#### TASK INSTRUCTIONS
Omit the images. Copy each entry word for word.

#### INFORMATION SUPPLIED
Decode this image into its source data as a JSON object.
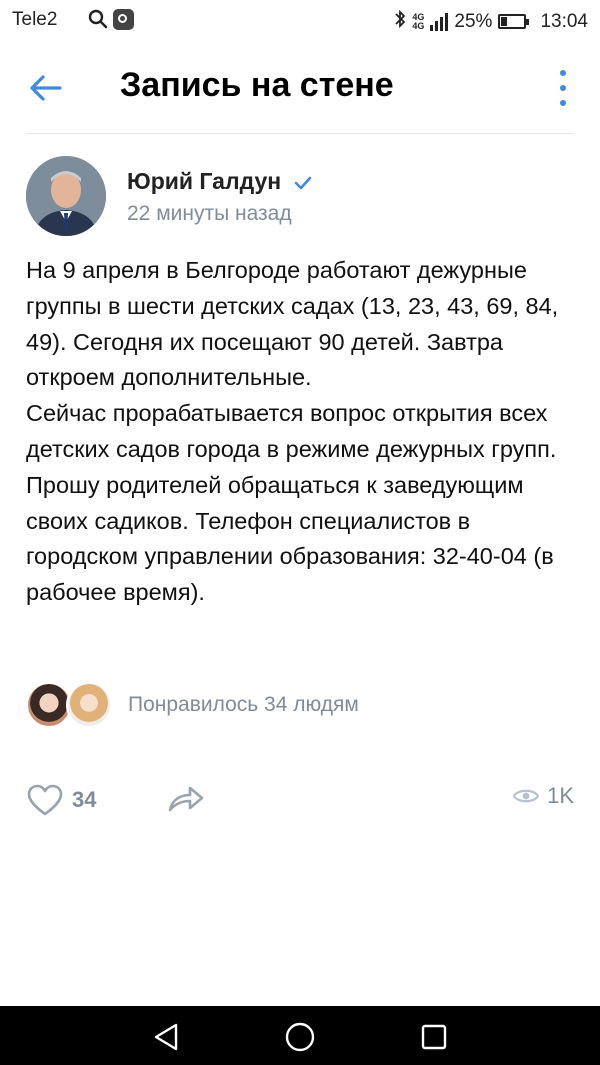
{
  "status_bar": {
    "carrier": "Tele2",
    "network": [
      "4G",
      "4G"
    ],
    "battery": "25%",
    "time": "13:04"
  },
  "header": {
    "title": "Запись на стене",
    "accent_color": "#3f8ae0"
  },
  "post": {
    "author": "Юрий Галдун",
    "time": "22 минуты назад",
    "paragraphs": [
      "На 9 апреля в Белгороде работают дежурные группы в шести детских садах (13, 23, 43, 69, 84, 49). Сегодня их посещают 90 детей. Завтра откроем дополнительные.",
      "Сейчас прорабатывается вопрос открытия всех детских садов города в режиме дежурных групп. Прошу родителей обращаться к заведующим своих садиков. Телефон специалистов в городском управлении образования: 32-40-04 (в рабочее время)."
    ],
    "likes_text": "Понравилось 34 людям",
    "like_count": "34",
    "views": "1K"
  },
  "icons": {
    "back": "arrow-left-icon",
    "more": "more-vertical-icon",
    "verified": "checkmark-icon",
    "like": "heart-icon",
    "share": "share-arrow-icon",
    "views": "eye-icon"
  }
}
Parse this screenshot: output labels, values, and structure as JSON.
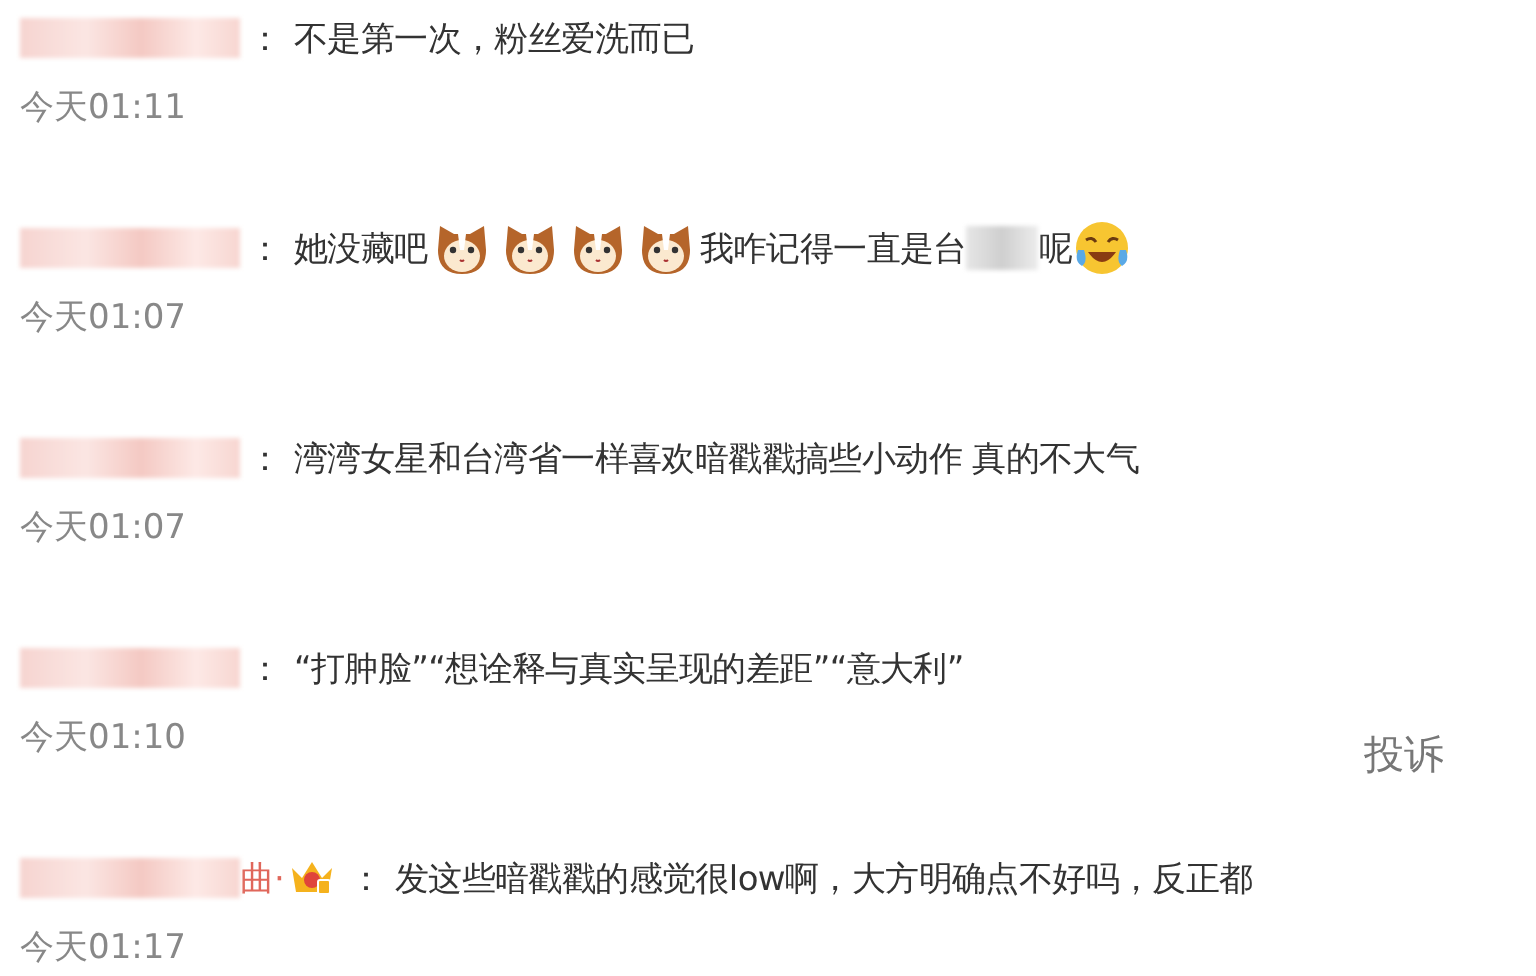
{
  "comments": [
    {
      "author": [
        {
          "kind": "blur"
        }
      ],
      "sep": "：",
      "body": [
        {
          "kind": "text",
          "text": "不是第一次，粉丝爱洗而已"
        }
      ],
      "time": "今天01:11"
    },
    {
      "author": [
        {
          "kind": "blur"
        }
      ],
      "sep": "：",
      "body": [
        {
          "kind": "text",
          "text": "她没藏吧"
        },
        {
          "kind": "cat"
        },
        {
          "kind": "cat"
        },
        {
          "kind": "cat"
        },
        {
          "kind": "cat"
        },
        {
          "kind": "text",
          "text": "我咋记得一直是台"
        },
        {
          "kind": "blur"
        },
        {
          "kind": "text",
          "text": "呢"
        },
        {
          "kind": "laugh"
        }
      ],
      "time": "今天01:07"
    },
    {
      "author": [
        {
          "kind": "blur"
        }
      ],
      "sep": "：",
      "body": [
        {
          "kind": "text",
          "text": "湾湾女星和台湾省一样喜欢暗戳戳搞些小动作 真的不大气"
        }
      ],
      "time": "今天01:07"
    },
    {
      "author": [
        {
          "kind": "blur"
        }
      ],
      "sep": "：",
      "body": [
        {
          "kind": "text",
          "text": "“打肿脸”“想诠释与真实呈现的差距”“意大利”"
        }
      ],
      "time": "今天01:10"
    },
    {
      "author": [
        {
          "kind": "blur"
        },
        {
          "kind": "text",
          "text": "曲·"
        },
        {
          "kind": "crown"
        }
      ],
      "sep": "：",
      "body": [
        {
          "kind": "text",
          "text": "发这些暗戳戳的感觉很low啊，大方明确点不好吗，反正都"
        }
      ],
      "time": "今天01:17"
    }
  ],
  "report": "投诉"
}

#### ANSWER TO THIS TASK
Decode this image into its source data as a JSON object.
{
  "status_bar": {
    "carrier": "Tele2",
    "network": [
      "4G",
      "4G"
    ],
    "battery": "25%",
    "time": "13:04"
  },
  "header": {
    "title": "Запись на стене",
    "accent_color": "#3f8ae0"
  },
  "post": {
    "author": "Юрий Галдун",
    "time": "22 минуты назад",
    "paragraphs": [
      "На 9 апреля в Белгороде работают дежурные группы в шести детских садах (13, 23, 43, 69, 84, 49). Сегодня их посещают 90 детей. Завтра откроем дополнительные.",
      "Сейчас прорабатывается вопрос открытия всех детских садов города в режиме дежурных групп. Прошу родителей обращаться к заведующим своих садиков. Телефон специалистов в городском управлении образования: 32-40-04 (в рабочее время)."
    ],
    "likes_text": "Понравилось 34 людям",
    "like_count": "34",
    "views": "1K"
  },
  "icons": {
    "back": "arrow-left-icon",
    "more": "more-vertical-icon",
    "verified": "checkmark-icon",
    "like": "heart-icon",
    "share": "share-arrow-icon",
    "views": "eye-icon"
  }
}
Parse this screenshot: output labels, values, and structure as JSON.
{
  "comments": [
    {
      "author": [
        {
          "kind": "blur"
        }
      ],
      "sep": "：",
      "body": [
        {
          "kind": "text",
          "text": "不是第一次，粉丝爱洗而已"
        }
      ],
      "time": "今天01:11"
    },
    {
      "author": [
        {
          "kind": "blur"
        }
      ],
      "sep": "：",
      "body": [
        {
          "kind": "text",
          "text": "她没藏吧"
        },
        {
          "kind": "cat"
        },
        {
          "kind": "cat"
        },
        {
          "kind": "cat"
        },
        {
          "kind": "cat"
        },
        {
          "kind": "text",
          "text": "我咋记得一直是台"
        },
        {
          "kind": "blur"
        },
        {
          "kind": "text",
          "text": "呢"
        },
        {
          "kind": "laugh"
        }
      ],
      "time": "今天01:07"
    },
    {
      "author": [
        {
          "kind": "blur"
        }
      ],
      "sep": "：",
      "body": [
        {
          "kind": "text",
          "text": "湾湾女星和台湾省一样喜欢暗戳戳搞些小动作 真的不大气"
        }
      ],
      "time": "今天01:07"
    },
    {
      "author": [
        {
          "kind": "blur"
        }
      ],
      "sep": "：",
      "body": [
        {
          "kind": "text",
          "text": "“打肿脸”“想诠释与真实呈现的差距”“意大利”"
        }
      ],
      "time": "今天01:10"
    },
    {
      "author": [
        {
          "kind": "blur"
        },
        {
          "kind": "text",
          "text": "曲·"
        },
        {
          "kind": "crown"
        }
      ],
      "sep": "：",
      "body": [
        {
          "kind": "text",
          "text": "发这些暗戳戳的感觉很low啊，大方明确点不好吗，反正都"
        }
      ],
      "time": "今天01:17"
    }
  ],
  "report": "投诉"
}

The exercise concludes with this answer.